• [Information given]:
○ ○ ○ ○

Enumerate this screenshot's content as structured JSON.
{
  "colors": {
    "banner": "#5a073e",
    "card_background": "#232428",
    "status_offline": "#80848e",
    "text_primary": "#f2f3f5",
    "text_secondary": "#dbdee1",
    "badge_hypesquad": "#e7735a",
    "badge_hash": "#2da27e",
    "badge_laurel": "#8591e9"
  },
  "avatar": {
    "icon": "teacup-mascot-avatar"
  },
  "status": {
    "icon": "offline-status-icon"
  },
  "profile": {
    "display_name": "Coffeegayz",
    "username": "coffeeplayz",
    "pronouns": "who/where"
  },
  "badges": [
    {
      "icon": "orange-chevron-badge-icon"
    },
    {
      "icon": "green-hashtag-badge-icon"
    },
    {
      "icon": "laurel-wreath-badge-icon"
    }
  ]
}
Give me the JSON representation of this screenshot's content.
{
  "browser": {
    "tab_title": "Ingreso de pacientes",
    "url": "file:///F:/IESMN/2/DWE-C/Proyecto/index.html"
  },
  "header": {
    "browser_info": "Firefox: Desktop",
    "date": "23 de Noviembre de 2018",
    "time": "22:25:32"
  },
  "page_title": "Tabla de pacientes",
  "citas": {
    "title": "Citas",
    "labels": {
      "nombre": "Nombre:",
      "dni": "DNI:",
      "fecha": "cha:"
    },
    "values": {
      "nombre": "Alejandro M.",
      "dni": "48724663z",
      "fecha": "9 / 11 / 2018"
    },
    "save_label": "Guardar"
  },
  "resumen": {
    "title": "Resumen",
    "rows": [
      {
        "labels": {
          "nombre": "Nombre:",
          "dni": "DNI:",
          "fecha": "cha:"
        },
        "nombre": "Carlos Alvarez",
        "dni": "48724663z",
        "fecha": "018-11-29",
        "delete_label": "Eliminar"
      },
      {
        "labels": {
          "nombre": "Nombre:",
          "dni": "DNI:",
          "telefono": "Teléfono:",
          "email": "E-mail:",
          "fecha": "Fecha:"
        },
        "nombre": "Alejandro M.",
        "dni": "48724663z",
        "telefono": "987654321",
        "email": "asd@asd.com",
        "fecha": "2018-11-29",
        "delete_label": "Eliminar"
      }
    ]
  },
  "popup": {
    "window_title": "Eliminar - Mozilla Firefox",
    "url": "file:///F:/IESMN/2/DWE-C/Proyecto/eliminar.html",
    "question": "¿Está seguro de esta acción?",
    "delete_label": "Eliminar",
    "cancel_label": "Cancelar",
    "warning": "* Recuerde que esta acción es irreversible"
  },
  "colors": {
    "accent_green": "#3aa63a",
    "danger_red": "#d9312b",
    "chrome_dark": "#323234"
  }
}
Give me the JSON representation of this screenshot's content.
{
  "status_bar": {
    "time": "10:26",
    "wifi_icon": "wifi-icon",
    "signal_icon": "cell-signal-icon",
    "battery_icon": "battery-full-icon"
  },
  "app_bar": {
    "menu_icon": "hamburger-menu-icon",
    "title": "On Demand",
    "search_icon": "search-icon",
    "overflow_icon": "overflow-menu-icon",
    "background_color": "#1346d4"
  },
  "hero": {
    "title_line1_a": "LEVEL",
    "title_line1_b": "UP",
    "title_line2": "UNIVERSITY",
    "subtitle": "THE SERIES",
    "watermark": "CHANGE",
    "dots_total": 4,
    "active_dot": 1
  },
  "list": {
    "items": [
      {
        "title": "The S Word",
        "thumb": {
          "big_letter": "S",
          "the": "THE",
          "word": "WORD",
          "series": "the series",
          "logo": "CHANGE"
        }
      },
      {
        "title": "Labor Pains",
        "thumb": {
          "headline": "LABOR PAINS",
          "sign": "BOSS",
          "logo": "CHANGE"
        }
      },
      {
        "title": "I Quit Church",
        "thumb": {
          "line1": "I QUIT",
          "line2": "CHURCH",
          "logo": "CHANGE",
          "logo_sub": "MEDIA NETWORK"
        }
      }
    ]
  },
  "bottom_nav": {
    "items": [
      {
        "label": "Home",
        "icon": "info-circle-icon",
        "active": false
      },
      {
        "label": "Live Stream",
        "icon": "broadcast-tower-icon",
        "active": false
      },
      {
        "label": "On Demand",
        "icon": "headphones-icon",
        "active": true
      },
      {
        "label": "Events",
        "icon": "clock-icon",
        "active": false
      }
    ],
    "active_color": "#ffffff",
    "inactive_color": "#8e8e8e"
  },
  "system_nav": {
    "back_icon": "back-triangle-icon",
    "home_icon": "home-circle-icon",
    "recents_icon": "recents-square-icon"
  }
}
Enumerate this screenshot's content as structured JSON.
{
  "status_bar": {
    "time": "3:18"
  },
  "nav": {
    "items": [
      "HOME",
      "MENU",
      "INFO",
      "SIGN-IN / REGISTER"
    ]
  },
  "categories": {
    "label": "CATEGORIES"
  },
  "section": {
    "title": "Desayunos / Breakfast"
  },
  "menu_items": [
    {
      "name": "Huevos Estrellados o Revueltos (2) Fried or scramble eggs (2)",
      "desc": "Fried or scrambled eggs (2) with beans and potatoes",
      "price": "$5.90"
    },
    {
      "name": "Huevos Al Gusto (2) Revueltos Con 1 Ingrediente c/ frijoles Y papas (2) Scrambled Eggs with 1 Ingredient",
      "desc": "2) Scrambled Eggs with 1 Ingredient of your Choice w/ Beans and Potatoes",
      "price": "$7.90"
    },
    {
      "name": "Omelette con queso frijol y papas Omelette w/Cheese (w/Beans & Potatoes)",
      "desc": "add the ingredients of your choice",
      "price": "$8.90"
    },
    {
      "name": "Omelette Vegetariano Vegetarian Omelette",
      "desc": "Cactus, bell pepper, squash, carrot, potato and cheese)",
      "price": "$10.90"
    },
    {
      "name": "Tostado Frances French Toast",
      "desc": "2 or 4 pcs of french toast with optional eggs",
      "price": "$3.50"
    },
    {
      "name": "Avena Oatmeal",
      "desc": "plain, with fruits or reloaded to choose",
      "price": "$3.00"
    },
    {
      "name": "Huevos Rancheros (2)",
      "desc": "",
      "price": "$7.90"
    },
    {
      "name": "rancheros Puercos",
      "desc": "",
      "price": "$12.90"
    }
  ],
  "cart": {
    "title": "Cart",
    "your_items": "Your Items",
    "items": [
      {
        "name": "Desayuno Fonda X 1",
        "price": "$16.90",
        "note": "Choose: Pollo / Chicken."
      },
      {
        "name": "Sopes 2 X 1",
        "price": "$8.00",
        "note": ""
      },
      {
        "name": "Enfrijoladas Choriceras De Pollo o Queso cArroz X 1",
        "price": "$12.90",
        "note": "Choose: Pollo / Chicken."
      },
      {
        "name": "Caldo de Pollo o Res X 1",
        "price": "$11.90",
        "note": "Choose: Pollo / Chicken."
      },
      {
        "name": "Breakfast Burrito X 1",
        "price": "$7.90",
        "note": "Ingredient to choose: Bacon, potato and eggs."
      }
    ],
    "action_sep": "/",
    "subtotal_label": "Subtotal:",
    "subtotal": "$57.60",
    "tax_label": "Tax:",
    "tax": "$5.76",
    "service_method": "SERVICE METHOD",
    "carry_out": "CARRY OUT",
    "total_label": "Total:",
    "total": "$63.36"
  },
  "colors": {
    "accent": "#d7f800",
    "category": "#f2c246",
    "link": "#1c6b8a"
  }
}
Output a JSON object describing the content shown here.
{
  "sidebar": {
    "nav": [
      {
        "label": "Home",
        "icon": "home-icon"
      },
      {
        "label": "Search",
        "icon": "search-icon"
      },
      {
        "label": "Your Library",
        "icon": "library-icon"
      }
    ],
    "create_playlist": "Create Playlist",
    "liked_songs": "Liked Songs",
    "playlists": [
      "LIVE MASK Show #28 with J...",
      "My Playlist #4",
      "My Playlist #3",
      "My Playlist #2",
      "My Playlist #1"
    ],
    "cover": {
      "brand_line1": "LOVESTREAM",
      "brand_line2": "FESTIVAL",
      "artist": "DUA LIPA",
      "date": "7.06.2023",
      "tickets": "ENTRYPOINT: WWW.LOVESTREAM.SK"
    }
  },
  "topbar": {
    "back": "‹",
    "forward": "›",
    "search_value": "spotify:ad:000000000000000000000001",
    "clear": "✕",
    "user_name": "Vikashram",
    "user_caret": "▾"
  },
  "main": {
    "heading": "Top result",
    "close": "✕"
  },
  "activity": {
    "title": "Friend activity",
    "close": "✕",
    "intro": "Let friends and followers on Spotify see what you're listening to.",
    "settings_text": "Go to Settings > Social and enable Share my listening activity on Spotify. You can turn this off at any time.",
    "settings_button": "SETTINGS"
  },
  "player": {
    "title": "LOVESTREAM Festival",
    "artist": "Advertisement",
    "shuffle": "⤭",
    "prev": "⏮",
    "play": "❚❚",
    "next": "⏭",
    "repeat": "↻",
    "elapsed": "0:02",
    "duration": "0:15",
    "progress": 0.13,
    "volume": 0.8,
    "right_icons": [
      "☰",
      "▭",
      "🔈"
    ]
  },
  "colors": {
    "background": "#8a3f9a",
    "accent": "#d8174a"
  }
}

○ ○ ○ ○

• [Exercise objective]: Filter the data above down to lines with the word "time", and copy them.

• [Solution to the exercise]:
    "time": "22:25:32"
    "time": "10:26",
    "time": "3:18"
    "settings_text": "Go to Settings > Social and enable Share my listening activity on Spotify. You can turn this off at any time.",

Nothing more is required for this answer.